Last week in Greensboro, our state’s illegal districts that have been in place since 2011 got their final day in court in front of a judicial panel charged with cleaning up this mess.
One might think that, because our state government has been operating for six years under districts that a three-judge panel called “unconstitutional,” that selfsame three-judge panel would be inclined to do something about it.
The judges clearly saw through the Republican’s delay-and-deflect gambit — the opinion read, in part: “We agree… that the General Assembly already has had ample time to enact a remedial redistricting plan. We also agree that constitutionally adequate districts should be enacted as quickly as possible to protect the rights of North Carolina citizens and to minimize any chilling effect on political participation attributable to the continued absence of a districting plan in the face of a finding of unconstitutional racial gerrymandering.”

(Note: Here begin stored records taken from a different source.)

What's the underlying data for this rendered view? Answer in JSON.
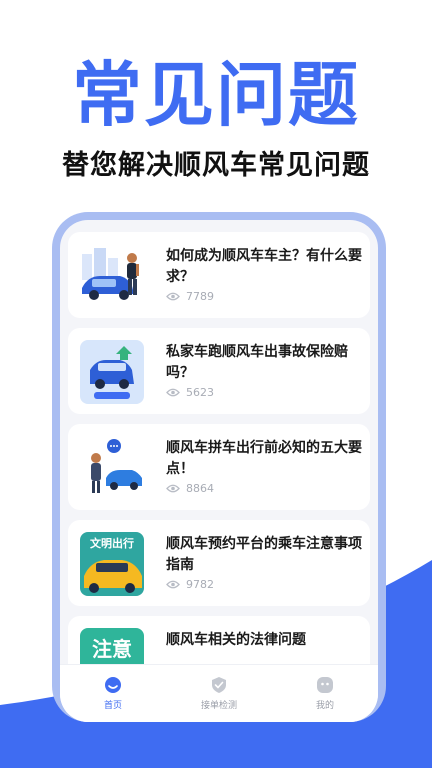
{
  "hero": {
    "title": "常见问题",
    "subtitle": "替您解决顺风车常见问题"
  },
  "articles": [
    {
      "title": "如何成为顺风车车主？有什么要求？",
      "views": "7789",
      "thumb_icon": "car-owner-illustration"
    },
    {
      "title": "私家车跑顺风车出事故保险赔吗？",
      "views": "5623",
      "thumb_icon": "car-accident-illustration"
    },
    {
      "title": "顺风车拼车出行前必知的五大要点！",
      "views": "8864",
      "thumb_icon": "carpool-tips-illustration"
    },
    {
      "title": "顺风车预约平台的乘车注意事项指南",
      "views": "9782",
      "thumb_icon": "civilized-travel-illustration",
      "thumb_text": "文明出行"
    },
    {
      "title": "顺风车相关的法律问题",
      "views": "",
      "thumb_icon": "attention-illustration",
      "thumb_text": "注意"
    }
  ],
  "tabs": [
    {
      "label": "首页",
      "icon": "home-icon",
      "active": true
    },
    {
      "label": "接单检测",
      "icon": "shield-check-icon",
      "active": false
    },
    {
      "label": "我的",
      "icon": "profile-icon",
      "active": false
    }
  ],
  "colors": {
    "accent": "#3f6cf2",
    "phone_frame": "#a9bdf2",
    "bottom_wave": "#3f6cf2"
  }
}
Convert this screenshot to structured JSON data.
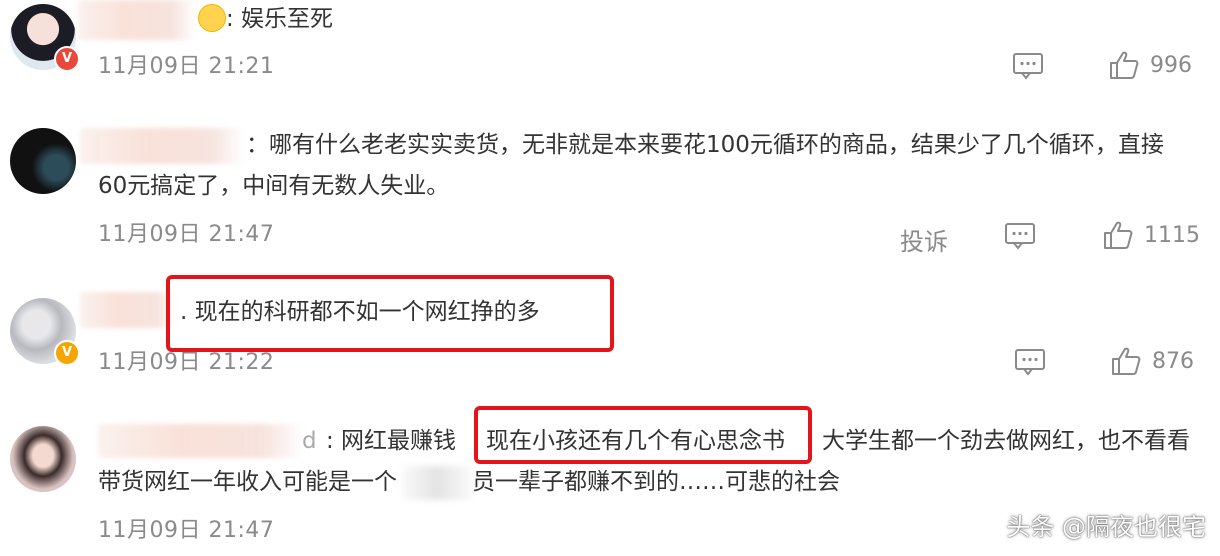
{
  "comments": [
    {
      "text": ": 娱乐至死",
      "timestamp": "11月09日 21:21",
      "like_count": "996"
    },
    {
      "text_line1": "：哪有什么老老实实卖货，无非就是本来要花100元循环的商品，结果少了几个循环，直接",
      "text_line2": "60元搞定了，中间有无数人失业。",
      "timestamp": "11月09日 21:47",
      "report_label": "投诉",
      "like_count": "1115"
    },
    {
      "text": ". 现在的科研都不如一个网红挣的多",
      "timestamp": "11月09日 21:22",
      "like_count": "876"
    },
    {
      "name_tail": "d",
      "text_a": ": 网红最赚钱",
      "text_highlight": "现在小孩还有几个有心思念书",
      "text_b": "大学生都一个劲去做网红，也不看看",
      "text_line2_a": "带货网红一年收入可能是一个",
      "text_line2_b": "员一辈子都赚不到的……可悲的社会",
      "timestamp": "11月09日 21:47"
    }
  ],
  "watermark": "头条 @隔夜也很宅",
  "colors": {
    "highlight_border": "#e3151b",
    "timestamp": "#8a8a8a",
    "verified_gold": "#f5a500",
    "verified_red": "#e7483a"
  }
}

They forged a solution the first time they heard the case a year ago: Draw new districts immediately. When the leaders of the NC General Assembly did not follow this ruling, the judges reconvened in November 2016 and ordered new districts by March 2017. Instead of doing that, leadership bought more time by taking the case to the US Supreme Court, which upheld the ruling by the lower court.

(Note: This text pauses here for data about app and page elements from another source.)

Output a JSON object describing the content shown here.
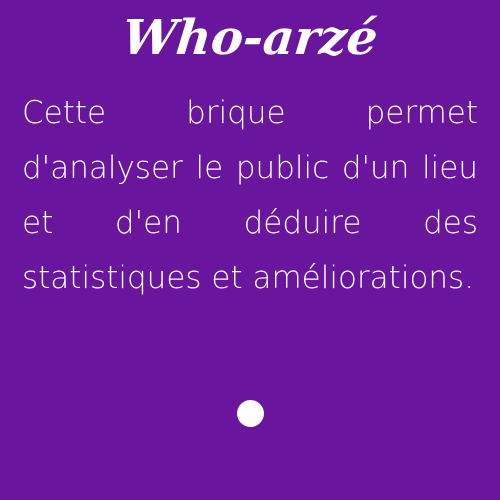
{
  "card": {
    "title": "Who-arzé",
    "description": "Cette brique permet d'analyser le public d'un lieu et d'en déduire des statistiques et améliorations.",
    "indicator": "dot-icon"
  },
  "colors": {
    "background": "#6a159e",
    "text": "#ffffff",
    "dot": "#ffffff"
  }
}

The final hearing, held last week in Greensboro, was supposed to rectify this wrong, this corruption of democracy. Common sense indicated that the new districts could be implemented for this year’s election, still several months away.
Instead, after issuing this harshly worded opinion, the ruling itself amounts to little more than a shrug.
Oh, we’ll have new districts, which need to be drawn by Sept. 1, with a 2-week period to file objections.
But these districts will not have elections until 2018, meaning these illegally elected House and Senate members will just be representing different people than they were beforehand, which will have absolutely zero effect on the way they vote and the laws they propose.
No accountability. No punishment. No consequences for the architects of this subversion and the people it benefited. No recourse for the people represented by legislators they did not elect.
Behind the condemnation in their language, the three-judge panel, the last backstop against tyranny, have given yet another gift to those who have subverted our state government.